Visit www.fentonhistorycenter.org for more information on upcoming events.

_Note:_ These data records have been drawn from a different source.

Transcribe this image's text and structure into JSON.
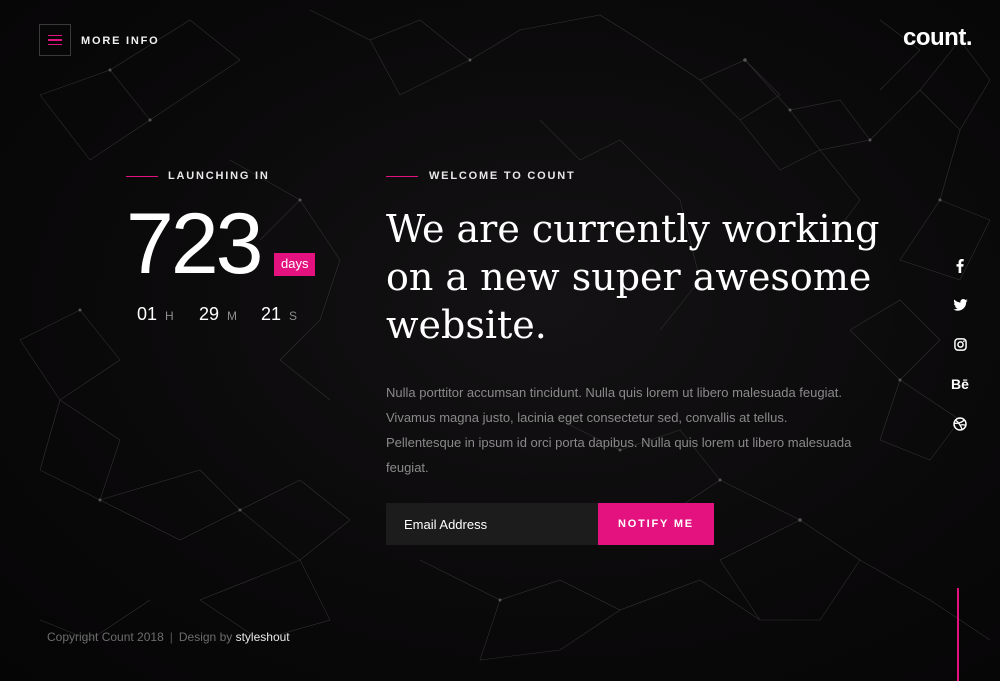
{
  "header": {
    "menu_label": "MORE INFO",
    "logo_text": "count."
  },
  "countdown": {
    "label": "LAUNCHING IN",
    "days": "723",
    "days_unit": "days",
    "hours": "01",
    "hours_unit": "H",
    "minutes": "29",
    "minutes_unit": "M",
    "seconds": "21",
    "seconds_unit": "S"
  },
  "intro": {
    "label": "WELCOME TO COUNT",
    "headline": "We are currently working on a new super awesome website.",
    "description": "Nulla porttitor accumsan tincidunt. Nulla quis lorem ut libero malesuada feugiat. Vivamus magna justo, lacinia eget consectetur sed, convallis at tellus. Pellentesque in ipsum id orci porta dapibus. Nulla quis lorem ut libero malesuada feugiat."
  },
  "subscribe": {
    "placeholder": "Email Address",
    "button_label": "NOTIFY ME"
  },
  "social": {
    "items": [
      "facebook-icon",
      "twitter-icon",
      "instagram-icon",
      "behance-icon",
      "dribbble-icon"
    ],
    "behance_text": "Bē"
  },
  "footer": {
    "copyright": "Copyright Count 2018",
    "separator": "|",
    "design_by": "Design by",
    "author": "styleshout"
  },
  "colors": {
    "accent": "#e3127f",
    "background": "#0b0a0b"
  }
}
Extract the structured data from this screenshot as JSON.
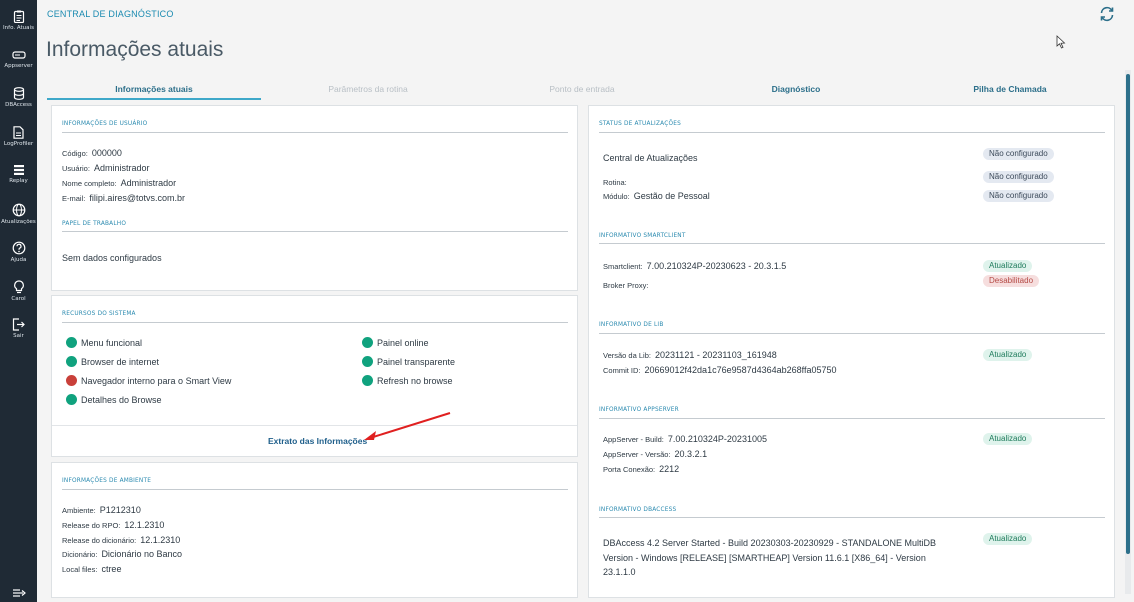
{
  "sidebar": {
    "items": [
      {
        "label": "Info. Atuais"
      },
      {
        "label": "Appserver"
      },
      {
        "label": "DBAccess"
      },
      {
        "label": "LogProfiler"
      },
      {
        "label": "Replay"
      },
      {
        "label": "Atualizações"
      },
      {
        "label": "Ajuda"
      },
      {
        "label": "Carol"
      },
      {
        "label": "Sair"
      }
    ]
  },
  "header": {
    "breadcrumb": "CENTRAL DE DIAGNÓSTICO",
    "title": "Informações atuais"
  },
  "tabs": [
    {
      "label": "Informações atuais"
    },
    {
      "label": "Parâmetros da rotina"
    },
    {
      "label": "Ponto de entrada"
    },
    {
      "label": "Diagnóstico"
    },
    {
      "label": "Pilha de Chamada"
    }
  ],
  "user_info": {
    "title": "INFORMAÇÕES DE USUÁRIO",
    "fields": [
      {
        "key": "Código:",
        "value": "000000"
      },
      {
        "key": "Usuário:",
        "value": "Administrador"
      },
      {
        "key": "Nome completo:",
        "value": "Administrador"
      },
      {
        "key": "E-mail:",
        "value": "filipi.aires@totvs.com.br"
      }
    ]
  },
  "work_role": {
    "title": "PAPEL DE TRABALHO",
    "text": "Sem dados configurados"
  },
  "resources": {
    "title": "RECURSOS DO SISTEMA",
    "left": [
      {
        "label": "Menu funcional",
        "status": "ok"
      },
      {
        "label": "Browser de internet",
        "status": "ok"
      },
      {
        "label": "Navegador interno para o Smart View",
        "status": "bad"
      },
      {
        "label": "Detalhes do Browse",
        "status": "ok"
      }
    ],
    "right": [
      {
        "label": "Painel online",
        "status": "ok"
      },
      {
        "label": "Painel transparente",
        "status": "ok"
      },
      {
        "label": "Refresh no browse",
        "status": "ok"
      }
    ],
    "link": "Extrato das Informações"
  },
  "environment": {
    "title": "INFORMAÇÕES DE AMBIENTE",
    "fields": [
      {
        "key": "Ambiente:",
        "value": "P1212310"
      },
      {
        "key": "Release do RPO:",
        "value": "12.1.2310"
      },
      {
        "key": "Release do dicionário:",
        "value": "12.1.2310"
      },
      {
        "key": "Dicionário:",
        "value": "Dicionário no Banco"
      },
      {
        "key": "Local files:",
        "value": "ctree"
      }
    ]
  },
  "update_status": {
    "title": "STATUS DE ATUALIZAÇÕES",
    "central": "Central de Atualizações",
    "rotina_key": "Rotina:",
    "modulo_key": "Módulo:",
    "modulo_value": "Gestão de Pessoal",
    "badges": [
      "Não configurado",
      "Não configurado",
      "Não configurado"
    ]
  },
  "smartclient": {
    "title": "INFORMATIVO SMARTCLIENT",
    "fields": [
      {
        "key": "Smartclient:",
        "value": "7.00.210324P-20230623 - 20.3.1.5"
      },
      {
        "key": "Broker Proxy:",
        "value": ""
      }
    ],
    "badges": [
      "Atualizado",
      "Desabilitado"
    ]
  },
  "lib": {
    "title": "INFORMATIVO DE LIB",
    "fields": [
      {
        "key": "Versão da Lib:",
        "value": "20231121 - 20231103_161948"
      },
      {
        "key": "Commit ID:",
        "value": "20669012f42da1c76e9587d4364ab268ffa05750"
      }
    ],
    "badge": "Atualizado"
  },
  "appserver": {
    "title": "INFORMATIVO APPSERVER",
    "fields": [
      {
        "key": "AppServer - Build:",
        "value": "7.00.210324P-20231005"
      },
      {
        "key": "AppServer - Versão:",
        "value": "20.3.2.1"
      },
      {
        "key": "Porta Conexão:",
        "value": "2212"
      }
    ],
    "badge": "Atualizado"
  },
  "dbaccess": {
    "title": "INFORMATIVO DBACCESS",
    "lines": [
      "DBAccess 4.2 Server Started - Build 20230303-20230929 - STANDALONE MultiDB",
      "Version - Windows [RELEASE] [SMARTHEAP] Version 11.6.1 [X86_64] - Version",
      "23.1.1.0"
    ],
    "badge": "Atualizado"
  },
  "colors": {
    "sidebar": "#1f2a35",
    "accent": "#3ea8c9",
    "ok": "#10a27e",
    "bad": "#c9403a",
    "annotation_arrow": "#e02020"
  }
}
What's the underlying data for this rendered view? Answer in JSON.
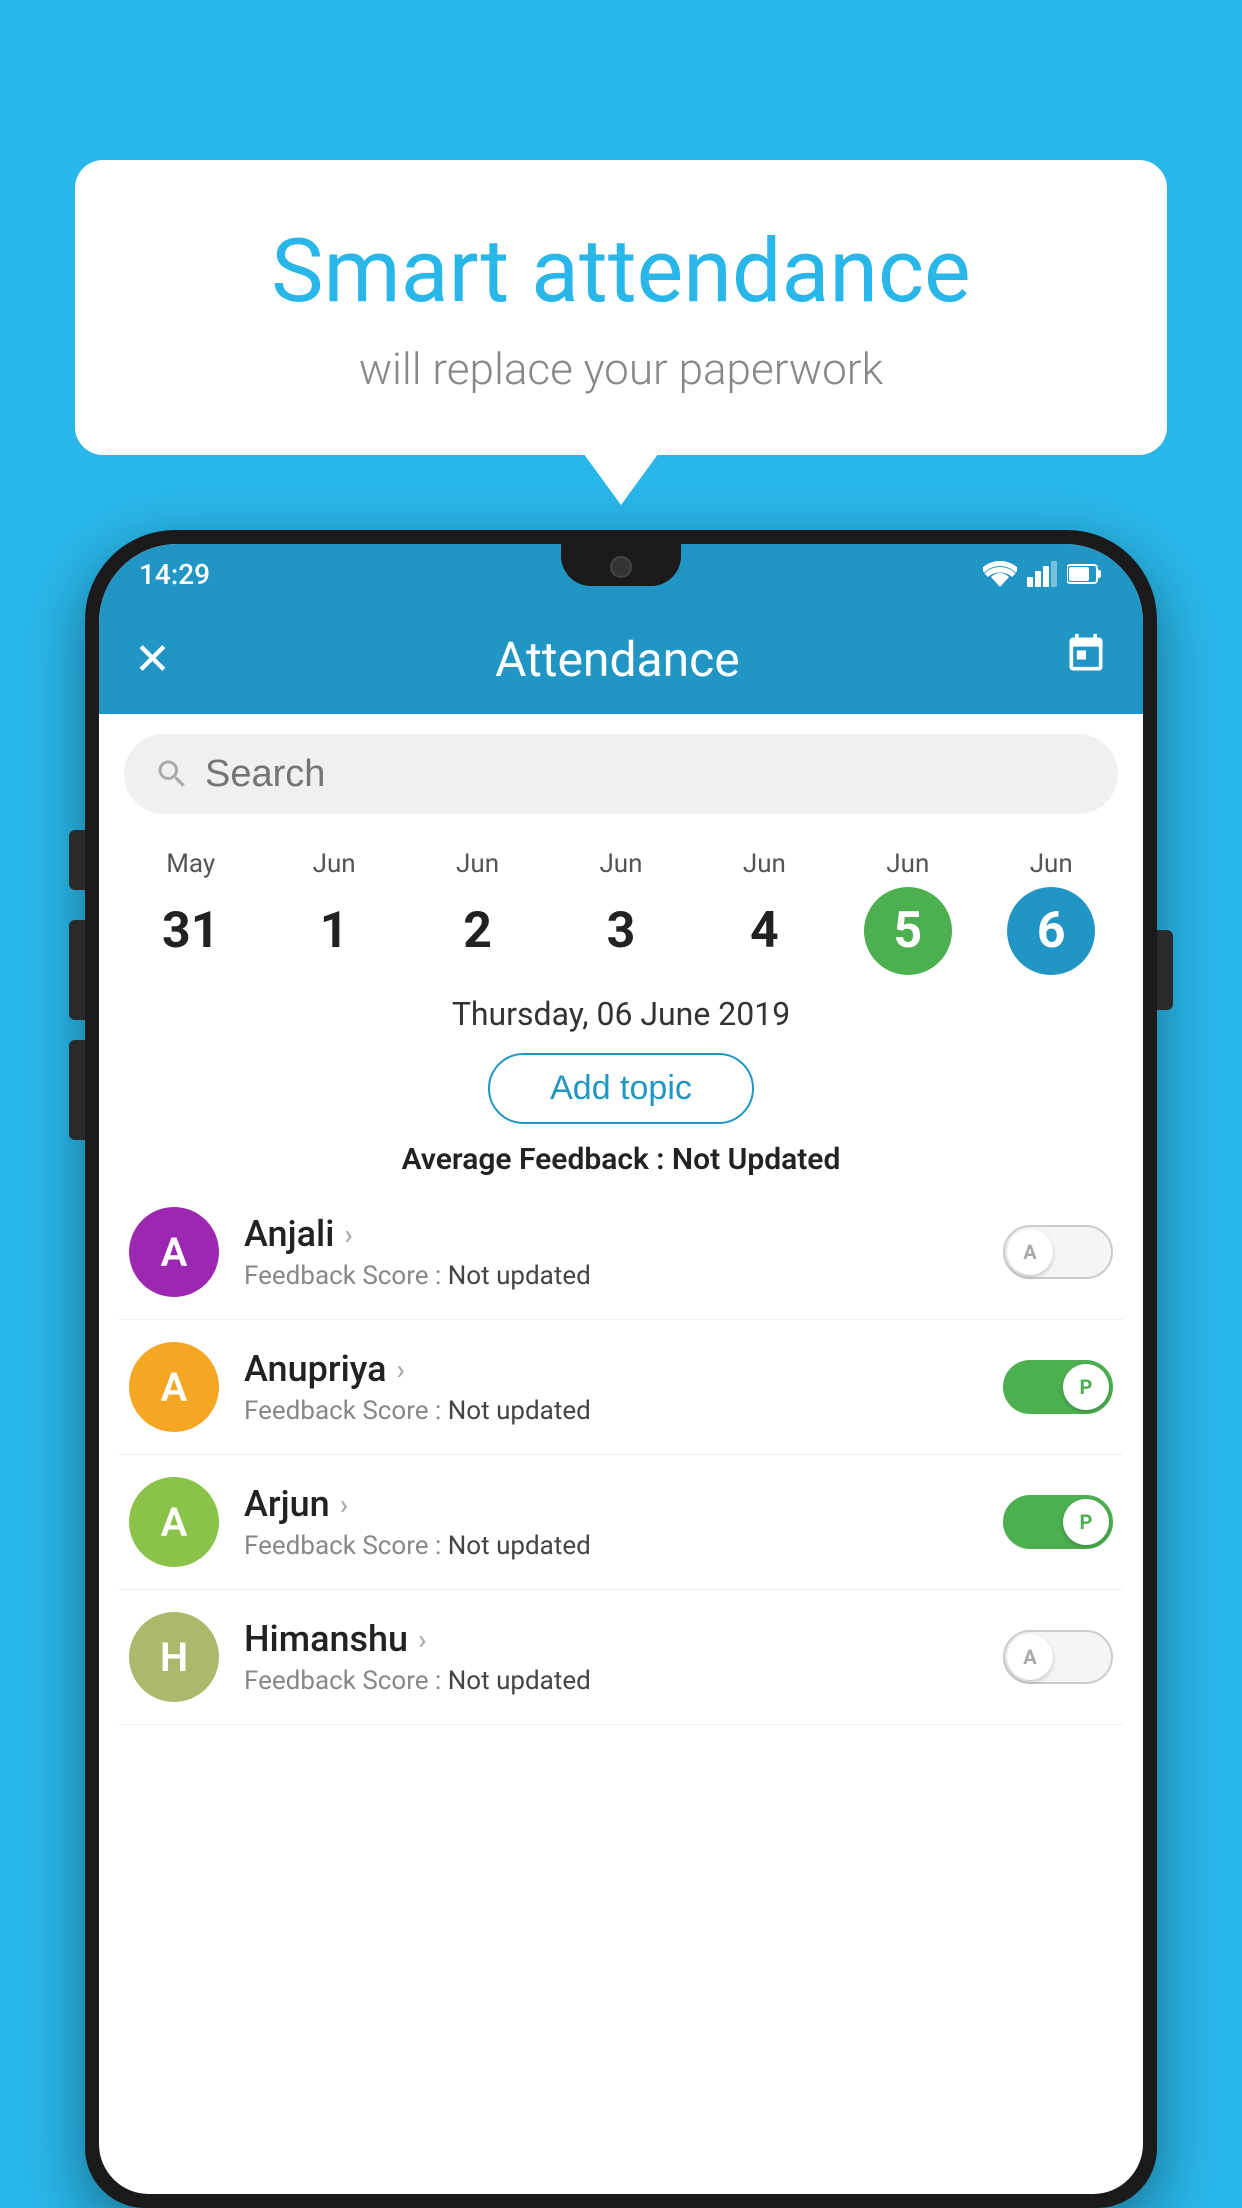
{
  "background_color": "#29b6e8",
  "speech_bubble": {
    "title": "Smart attendance",
    "subtitle": "will replace your paperwork"
  },
  "status_bar": {
    "time": "14:29"
  },
  "app_bar": {
    "title": "Attendance",
    "close_label": "✕",
    "calendar_label": "📅"
  },
  "search": {
    "placeholder": "Search"
  },
  "calendar": {
    "days": [
      {
        "month": "May",
        "date": "31",
        "highlight": "none"
      },
      {
        "month": "Jun",
        "date": "1",
        "highlight": "none"
      },
      {
        "month": "Jun",
        "date": "2",
        "highlight": "none"
      },
      {
        "month": "Jun",
        "date": "3",
        "highlight": "none"
      },
      {
        "month": "Jun",
        "date": "4",
        "highlight": "none"
      },
      {
        "month": "Jun",
        "date": "5",
        "highlight": "green"
      },
      {
        "month": "Jun",
        "date": "6",
        "highlight": "blue"
      }
    ]
  },
  "selected_date": "Thursday, 06 June 2019",
  "add_topic_label": "Add topic",
  "average_feedback": {
    "label": "Average Feedback : ",
    "value": "Not Updated"
  },
  "students": [
    {
      "name": "Anjali",
      "initials": "A",
      "avatar_color": "#9c27b0",
      "feedback_label": "Feedback Score : ",
      "feedback_value": "Not updated",
      "toggle_state": "off",
      "toggle_letter": "A"
    },
    {
      "name": "Anupriya",
      "initials": "A",
      "avatar_color": "#f5a623",
      "feedback_label": "Feedback Score : ",
      "feedback_value": "Not updated",
      "toggle_state": "on",
      "toggle_letter": "P"
    },
    {
      "name": "Arjun",
      "initials": "A",
      "avatar_color": "#8bc34a",
      "feedback_label": "Feedback Score : ",
      "feedback_value": "Not updated",
      "toggle_state": "on",
      "toggle_letter": "P"
    },
    {
      "name": "Himanshu",
      "initials": "H",
      "avatar_color": "#adb86d",
      "feedback_label": "Feedback Score : ",
      "feedback_value": "Not updated",
      "toggle_state": "off",
      "toggle_letter": "A"
    }
  ]
}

If you would like to donate to the collections or support the work of the Fenton History Center, call 664-6256 or visit the center at 67 Washington St., just south of the Washington Street Bridge.